Supplementation with curcumin, the active substance in turmeric, may delay the speed with which hair turns grey. One effect that it definitely has is to cause a dramatic rise in the concentration of NO, which widens blood vessels. And there are more effects, according to research published by nutritional scientists from Ohio State University in Nutrition Journal. This is one of the first studies of the effects of curcumin supplementation on healthy people.
Optimized Curcumin contains not only curcumin but also a proprietary blend of soya-lecithin and vitamin C, and the gelling agents stearic acid dextrin and hydroxypropylmethylcellulose. According to the manufacturer, this mixture enhances the body’s uptake of the curcumin.
The researchers gave curcumin or a placebo to two groups of 19 subjects, aged 40-60, daily for a period of four weeks.
To start with the triglyceride concentration went down by 10 percent. Nothing happened to the subjects' cholesterol levels.
The NO concentration in the blood rose considerably. That suggests that curcumin can reduce blood pressure and keep blood vessel walls supple. But NO is also interesting for athletes, because some studies suggest that more NO boosts stamina and possibly muscle growth too.
The concentration of the soluble intercellular adhesion molecule [sICAM] went down, which may mean that curcumin inhibits hardening of the arteries.
In the subjects' saliva the amylase activity declined. Amylase is an enzyme that splits starchy substances up into glucose molecules. The total antioxidant activity rose.
And in the blood the activity of the endogenous antioxidant enzyme catalase rose too. Catalase converts hydrogen peroxide into water. Hair turns grey when the catalase activity decreases in the cells that make the hairs. Whether that means that you can delay the moment at which your hair starts to turn grey, the researchers don't say.
Lastly, the activity of the beta-amyloid protein decreased in the blood of the subjects.
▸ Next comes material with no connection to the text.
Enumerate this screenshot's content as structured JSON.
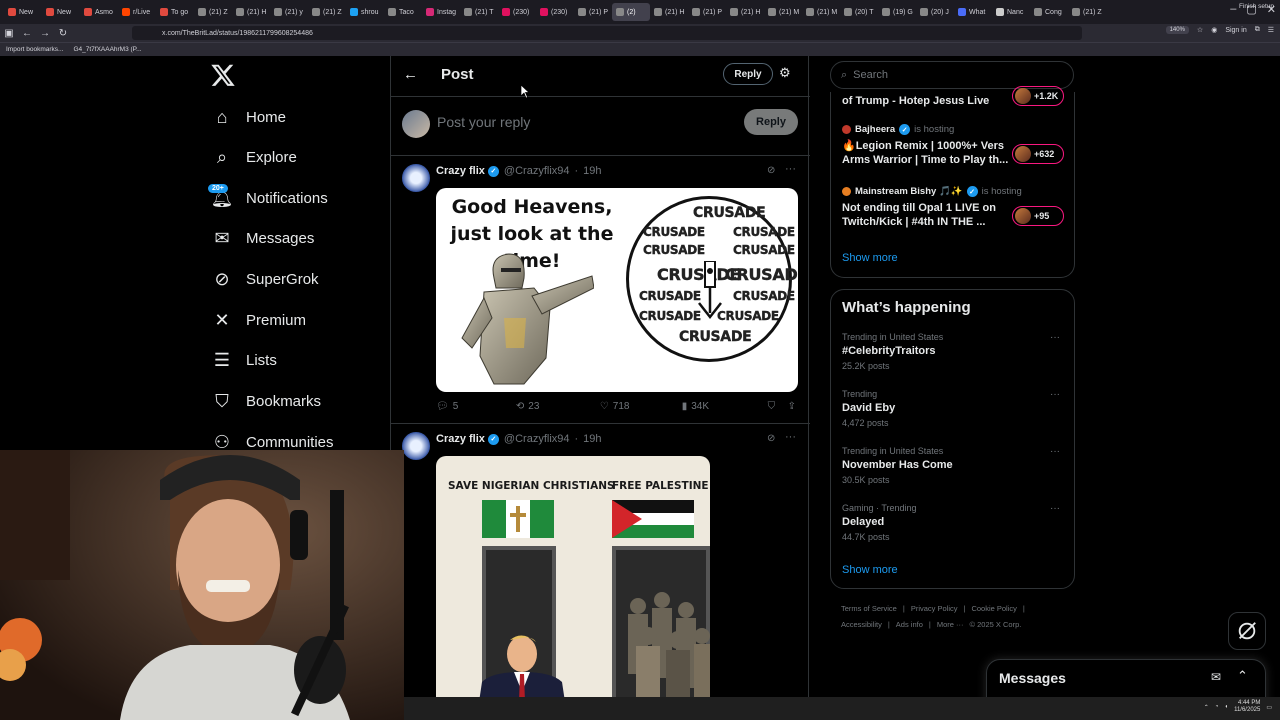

The effect was not large, but it is possible that high doses of curcumin may protect brain cells from diseases such as Alzheimer's.